→ Task directions: Keep the pictures out and restate every record exactly.

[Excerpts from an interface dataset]
..............................

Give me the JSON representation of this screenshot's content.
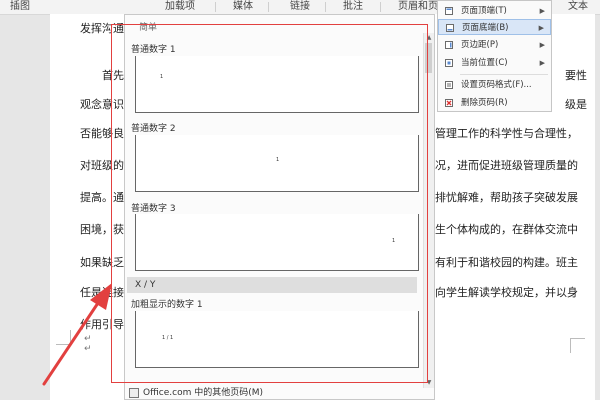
{
  "ribbon": {
    "items": [
      "插图",
      "加载项",
      "媒体",
      "链接",
      "批注",
      "页眉和页",
      "文本"
    ]
  },
  "document": {
    "lines": [
      "发挥沟通",
      "首先",
      "观念意识",
      "否能够良",
      "对班级的",
      "提高。通过",
      "困境，获得",
      "如果缺乏",
      "任是连接",
      "作用引导"
    ],
    "right_lines": [
      "要性",
      "级是",
      "管理工作的科学性与合理性，",
      "况，进而促进班级管理质量的",
      "排忧解难，帮助孩子突破发展",
      "生个体构成的，在群体交流中",
      "有利于和谐校园的构建。班主",
      "向学生解读学校规定，并以身"
    ],
    "para_marks": [
      "↵",
      "↵"
    ]
  },
  "gallery": {
    "header": "简单",
    "items": [
      {
        "label": "普通数字 1",
        "sample": "1"
      },
      {
        "label": "普通数字 2",
        "sample": "1"
      },
      {
        "label": "普通数字 3",
        "sample": "1"
      }
    ],
    "category": "X / Y",
    "bold_item": {
      "label": "加粗显示的数字 1",
      "sample": "1 / 1"
    },
    "footer": "Office.com 中的其他页码(M)"
  },
  "menu": {
    "items": [
      {
        "label": "页面顶端(T)",
        "icon": "page-top-icon",
        "arrow": true,
        "highlighted": false,
        "disabled": false
      },
      {
        "label": "页面底端(B)",
        "icon": "page-bottom-icon",
        "arrow": true,
        "highlighted": true,
        "disabled": false
      },
      {
        "label": "页边距(P)",
        "icon": "page-margin-icon",
        "arrow": true,
        "highlighted": false,
        "disabled": false
      },
      {
        "label": "当前位置(C)",
        "icon": "current-position-icon",
        "arrow": true,
        "highlighted": false,
        "disabled": false
      },
      {
        "label": "设置页码格式(F)...",
        "icon": "format-icon",
        "arrow": false,
        "highlighted": false,
        "disabled": false
      },
      {
        "label": "删除页码(R)",
        "icon": "delete-icon",
        "arrow": false,
        "highlighted": false,
        "disabled": false
      }
    ]
  },
  "colors": {
    "annotation": "#e2403f",
    "highlight": "#d9e6f7"
  }
}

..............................

→ Response area:
Give me the JSON representation of this screenshot's content.
{
  "ribbon": {
    "items": [
      "插图",
      "加载项",
      "媒体",
      "链接",
      "批注",
      "页眉和页",
      "文本"
    ]
  },
  "document": {
    "lines": [
      "发挥沟通",
      "首先",
      "观念意识",
      "否能够良",
      "对班级的",
      "提高。通过",
      "困境，获得",
      "如果缺乏",
      "任是连接",
      "作用引导"
    ],
    "right_lines": [
      "要性",
      "级是",
      "管理工作的科学性与合理性，",
      "况，进而促进班级管理质量的",
      "排忧解难，帮助孩子突破发展",
      "生个体构成的，在群体交流中",
      "有利于和谐校园的构建。班主",
      "向学生解读学校规定，并以身"
    ],
    "para_marks": [
      "↵",
      "↵"
    ]
  },
  "gallery": {
    "header": "简单",
    "items": [
      {
        "label": "普通数字 1",
        "sample": "1"
      },
      {
        "label": "普通数字 2",
        "sample": "1"
      },
      {
        "label": "普通数字 3",
        "sample": "1"
      }
    ],
    "category": "X / Y",
    "bold_item": {
      "label": "加粗显示的数字 1",
      "sample": "1 / 1"
    },
    "footer": "Office.com 中的其他页码(M)"
  },
  "menu": {
    "items": [
      {
        "label": "页面顶端(T)",
        "icon": "page-top-icon",
        "arrow": true,
        "highlighted": false,
        "disabled": false
      },
      {
        "label": "页面底端(B)",
        "icon": "page-bottom-icon",
        "arrow": true,
        "highlighted": true,
        "disabled": false
      },
      {
        "label": "页边距(P)",
        "icon": "page-margin-icon",
        "arrow": true,
        "highlighted": false,
        "disabled": false
      },
      {
        "label": "当前位置(C)",
        "icon": "current-position-icon",
        "arrow": true,
        "highlighted": false,
        "disabled": false
      },
      {
        "label": "设置页码格式(F)...",
        "icon": "format-icon",
        "arrow": false,
        "highlighted": false,
        "disabled": false
      },
      {
        "label": "删除页码(R)",
        "icon": "delete-icon",
        "arrow": false,
        "highlighted": false,
        "disabled": false
      }
    ]
  },
  "colors": {
    "annotation": "#e2403f",
    "highlight": "#d9e6f7"
  }
}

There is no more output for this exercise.